Van Gisbergen finally took his car over on lap 64 of the 102, cutting his way from 19th to 10th.
Crucially, DJRTP sacrificed Fabian Coulthard and Tony D’Alberto during the first stops, short-filling the sister Ford so McLaughlin would not have to double-stack.
With a fifth-place finish, McLaughlin reclaimed the top spot, by 14 points before Sunday’s washout.
Things heat up on home soil
|After Race 29|
|McLaughlin: 1st, 3,656 points||van Gisbergen: 2nd, 3,642 points|
McLaughlin and van Gisbergen went the long way to arriving and leaving their home event at Pukekohe with the same, 14-point gap at the top.
In chronological order, van Gisbergen passed McLaughlin twice in Saturday’s race to win despite a five-second time penalty for the second move.
He then managed to park McLaughlin in when they arrived in parc ferme, and was the subject of a post-race investigation into spinning rear wheels at a pitstop.
Stewards cleared van Gisbergen but DJR Team Penske launched a protest that was unsuccessful with McLaughlin’s points lead cut to two.
McLaughlin then ended a winless run that stretched back to Queensland Raceway in July in the Sunday race, in a fine drive to beat Whincup, who let van Gisbergen past on the final lap.
That restored McLaughlin’s pre-event points lead, in a weekend of high-drama, controversy and emotion, the pair’s every move watched by a boisterous New Zealand crowd.
By now, both camps knew any mistake could decide the title.
They cleared that home-event hurdle successfully, and could turn their attention to the finale.
More drama and a champion
|After Race 31|
|McLaughlin: 1st, 3,944 points||van Gisbergen: 2nd, 3873 points|
Somehow, the drama of the whole New Zealand weekend was crammed into a 24-hour window between midday Saturday and Sunday in Newcastle.
Both protagonists fell behind their team-mates at the start but were back into first – van Gisbergen – and third – McLaughlin – by the end of Saturday’s opening lap.
Van Gisbergen led the first two stints, but Safety Car pitstops just before the unofficial ‘get home on fuel’ lap complicated matters.
McLaughlin got in front, with van Gisbergen pitting on consecutive laps to complete his mandatory 140-litre fuel drop.
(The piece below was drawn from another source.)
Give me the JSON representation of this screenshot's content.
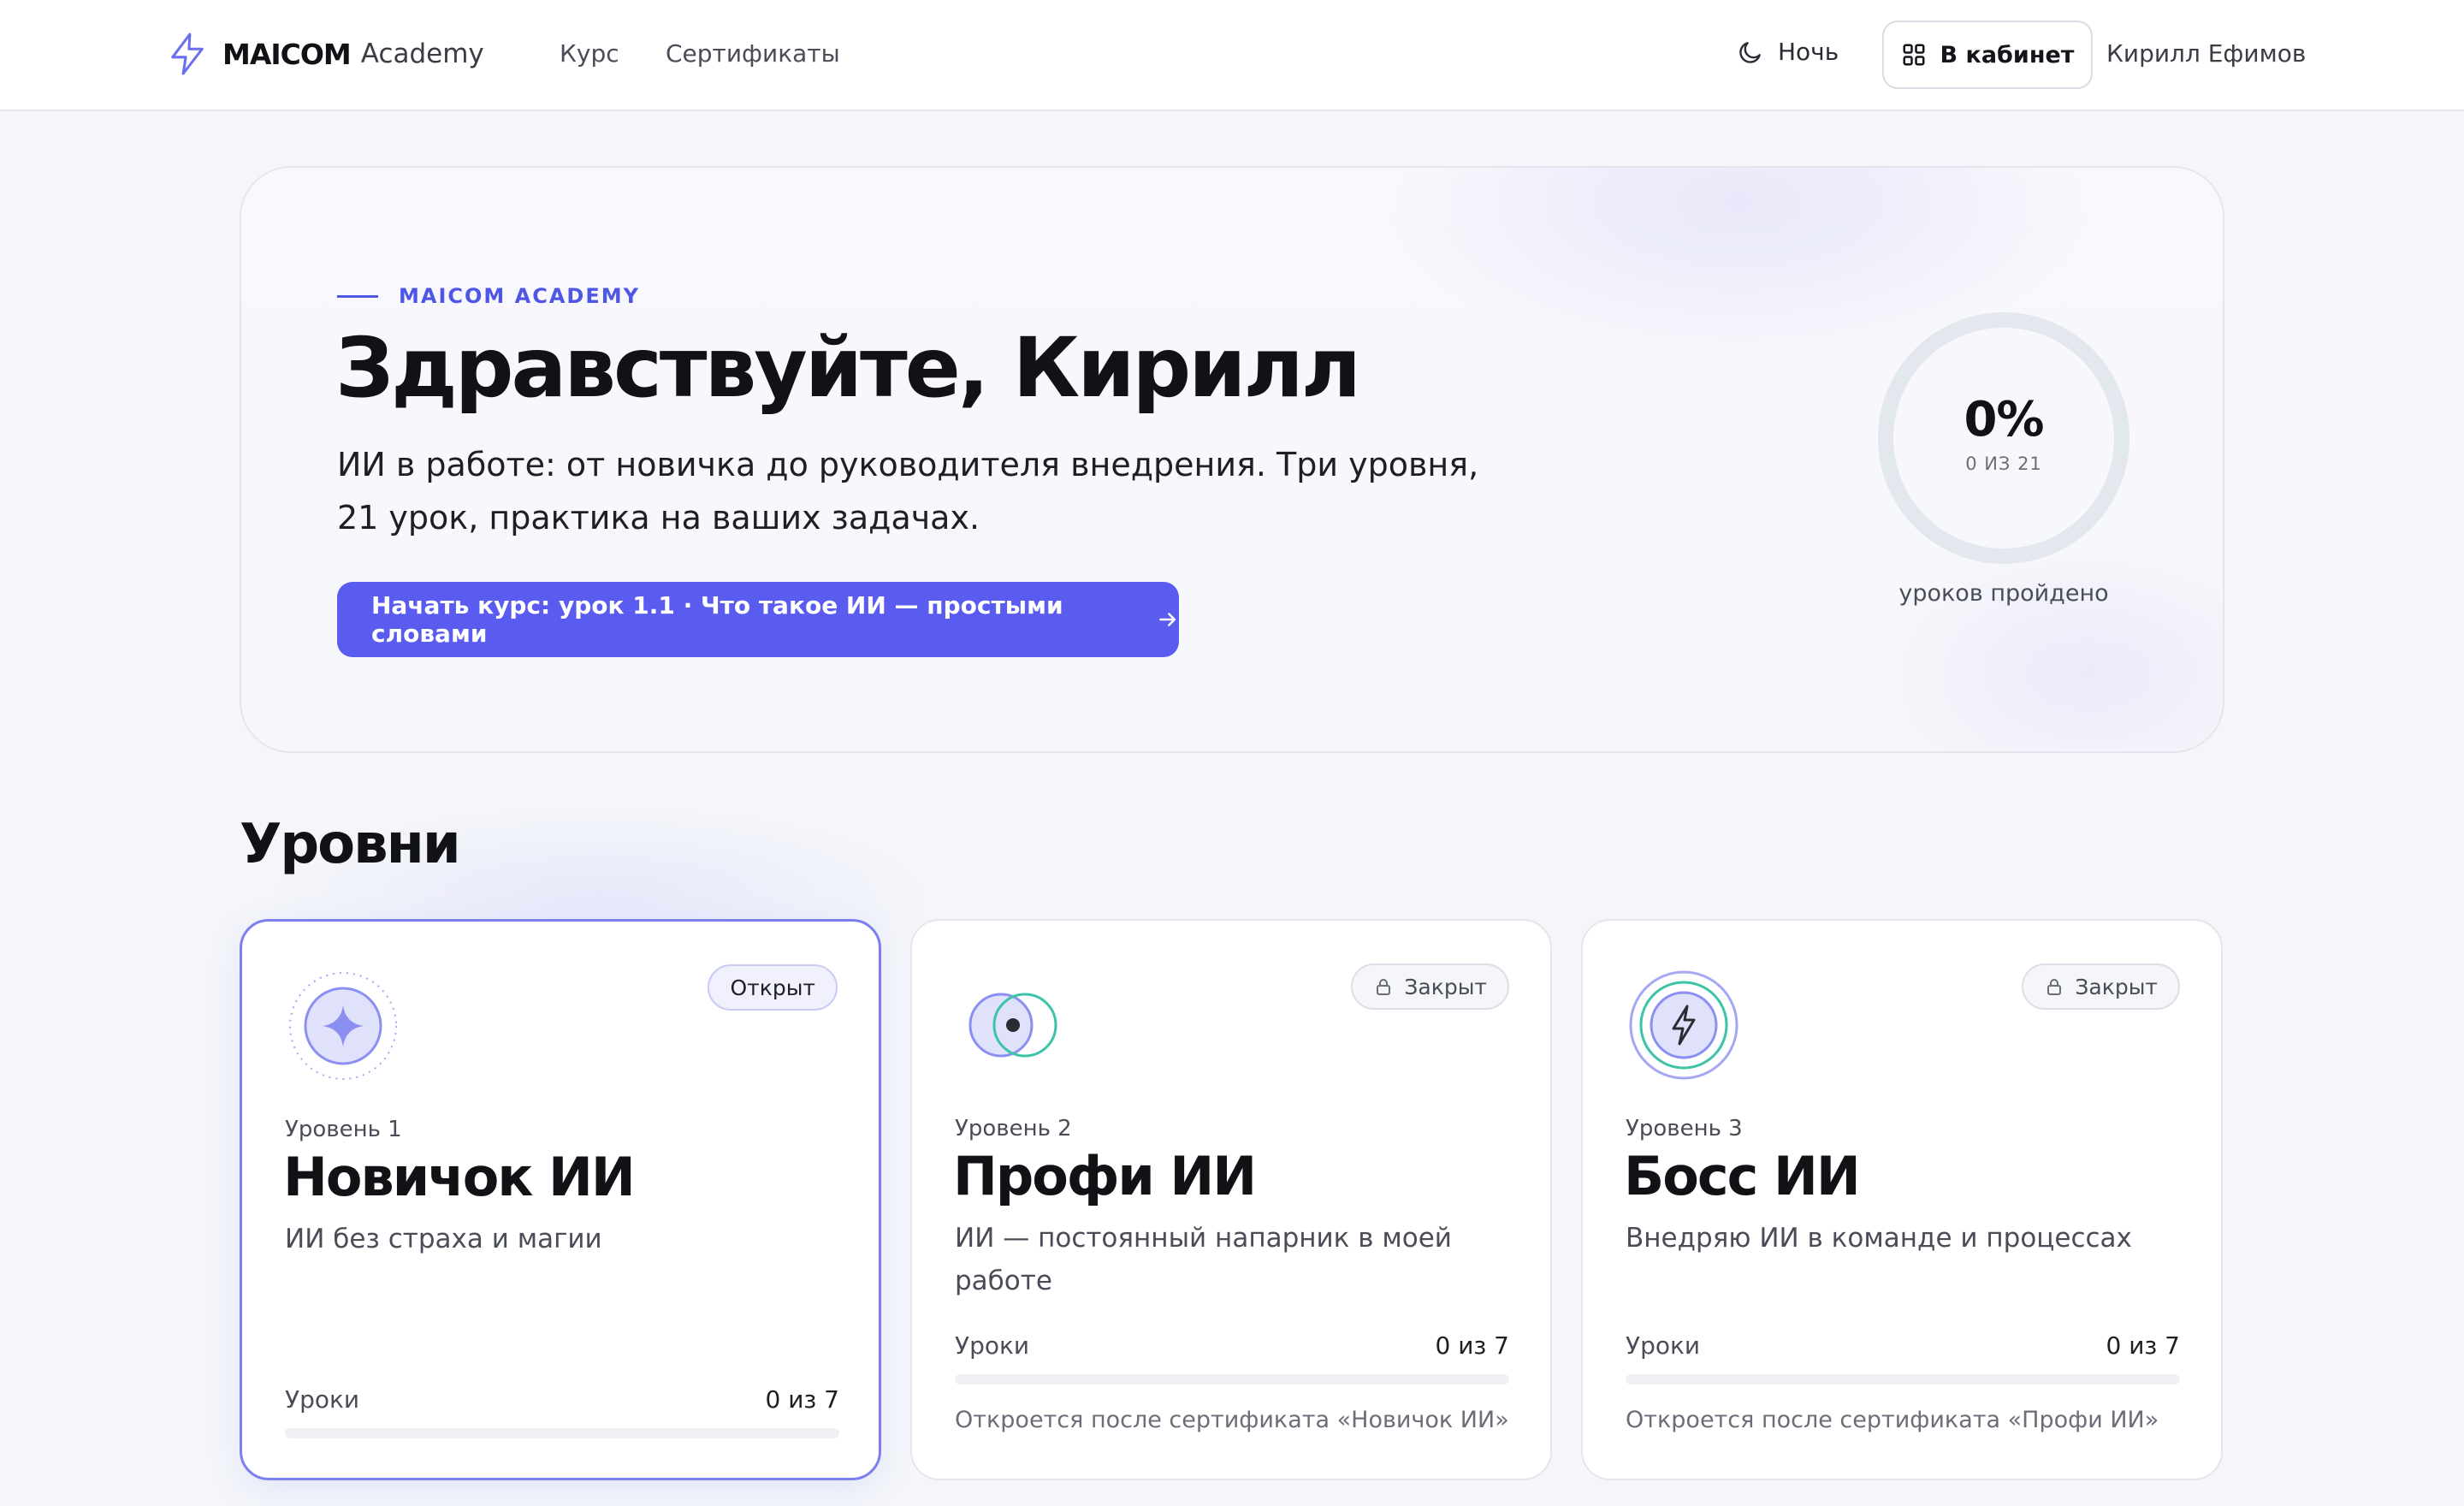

Ryan Story boasted on TV that McLaughlin could make it home on his fuel load, and he led the second half of the race.
What became apparent, though, was that McLaughlin was having to save more and more fuel as the laps ticked on, as van Gisbergen closed in from nearly 10s behind.
On the final lap, van Gisbergen swooped to take the lead as McLaughlin finally ran out, two corners from home.
That result – van Gisbergen first and McLaughlin second – would have meant the pair started Sunday with McLaughlin just two points ahead.
Like Pukekohe, however, a van Gisbergen pitstop had attracted the scrutiny of stewards, this time for the fuel hose being connected as the Commodore was lowered.
A sanction was recommended on Saturday evening but not formally ratified until Sunday morning
That time penalty dropped van Gisbergen to fifth in Saturday’s result and 53 points behind, and took some sting out of the day.
It meant McLaughlin only had to finish sixth on Sunday but everybody, the driver included, knew what had unfolded 12 months earlier.
There was no repeat of that, though, and van Gisbergen ultimately had a quiet race, stuck in traffic and then hindered by tyre pick-up.
McLaughlin relinquished the win to Reynolds late, rather than getting stuck in a battle, but still beat his chief rival on track.
The final, 71-point gap doesn’t indicate how hard the title was to win, and how closely-matched the two were through the second half of the campaign.
But that won’t matter to the newly-crowned – and immensely deserving – 2018 champion.